Don’t be dozy – 8 Reasons to get some sleep!
First the bad news. If you don’t get enough of it, you can end up
in a psychotic state. In less extreme circumstances, you will find
concentration difficult and have a shorter attention span; as sleep deprivation
continues, the part of the brain that controls language, memory, planning and your
sense of time begins to shut down.
The good news is that sleep is not only essential but also
restorative: it makes you feel better, and look better by banishing those ugly
circles under your eyes; it also helps you perform mental tasks more
effectively – remember to heed the advice to get a good night’s sleep before that
Moreover, it promotes wound healing, helps to keep your immune
system fighting fit and is the time when your body’s cells undertake a lot of
Although different people can get away with different amounts of
sleep in a night – inventor Thomas Edison famously claimed it was waste of time
– most people spend anywhere between five and 11 hours in their slumbers – with
the average being just under eight hours – or about a third of their lives.
During sleep, a process called ‘consolidation’ enables you to
‘practice’ physical and mental skills learned while you were awake. After
sleeping, you perform better.
Kids between the ages of 10 and 16 with interrupted sleep patterns
are more likely to have problems with attention and learning, a 2010 study in
the journal Sleep discovered.

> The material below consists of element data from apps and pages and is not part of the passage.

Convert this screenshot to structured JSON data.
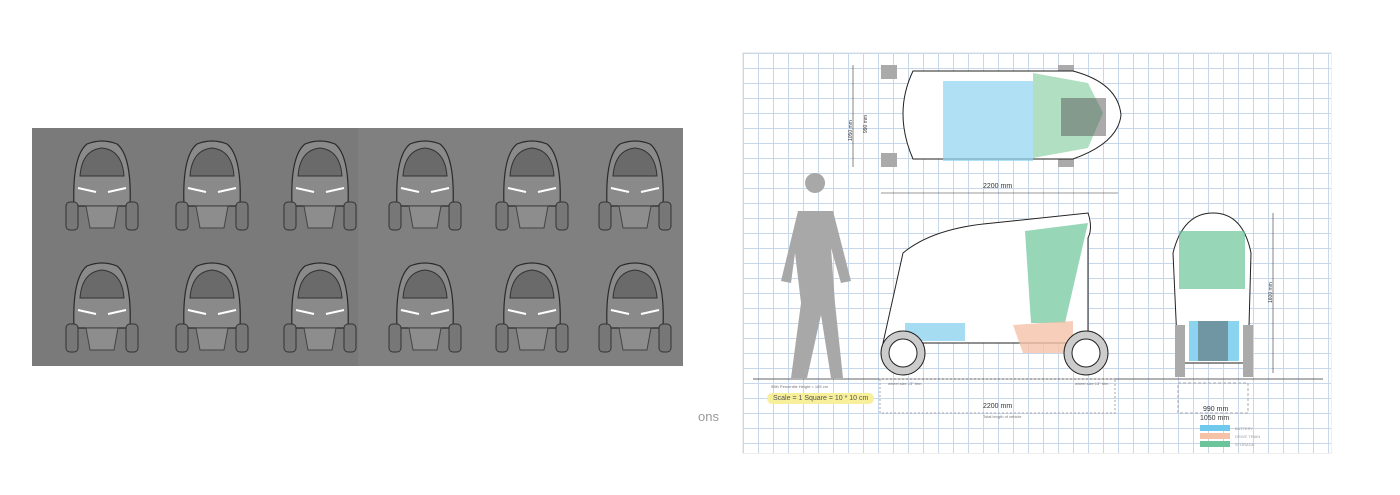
{
  "top_view": {
    "width_outer": "1050 mm",
    "width_inner": "990 mm",
    "length": "2200 mm"
  },
  "side_view": {
    "human_caption": "95th Percentile Height = 185 cm",
    "scale": "Scale = 1 Square = 10 * 10 cm",
    "front_wheel": "wheel size 13\" trim",
    "rear_wheel": "wheel size 13\" trim",
    "length": "2200 mm",
    "length_caption": "Total length of vehicle"
  },
  "front_view": {
    "height": "1600 mm",
    "inner_width": "990 mm",
    "outer_width": "1050 mm"
  },
  "legend": [
    {
      "label": "BATTERY",
      "color": "#6ec9ec"
    },
    {
      "label": "DRIVE TRAIN",
      "color": "#f5c2a8"
    },
    {
      "label": "STORAGE",
      "color": "#6cc49a"
    }
  ],
  "faint_text": "ons"
}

Another study found that college students who didn’t get enough sleep achieved
worse grades than those who did.
Younger children, aged seven and eight, who got less than about
eight hours of sleep were more likely to be hyperactive, inattentive and
impulsive, according to a 2009 study in the journal Pediatrics.
During sleep, our brain appears to reorganise and restructure
memories in addition to reinforcing and consolidating them. This potentially
increases creativity. Research from Harvard University and Boston College found
that people may strengthen the emotional components of a memory during sleep.
Reflecting previous results amongst swimmers and tennis players, a
Stanford University study found that college football players who tried to
sleep at least ten hours a night for seven to eight weeks improved their
average sprint time. They also had more stamina and less daytime fatigue.
Sleep also has an effect on diet and weight gain. Research from the
University of Chicago found that dieters felt hungrier when they got less
sleep. However, when well rested, dieters lost more fat – some 56% of their
weight loss – compared with those who were sleep deprived. The sleep-deprived
group lost more muscle mass although they shed similar amounts of total weight.
Sleep affects our cardio-vascular health by lowering our stress
levels and helping us control blood pressure. Sleep is also believed to affect
our cholesterol levels, another significant factor in heart disease.
Sleep helps reduce inflammation linked to heart disease, stroke,
diabetes, arthritis, and premature aging. Research indicates that people who
get less sleep – six or fewer hours a night – have higher levels of
inflammatory proteins in their blood.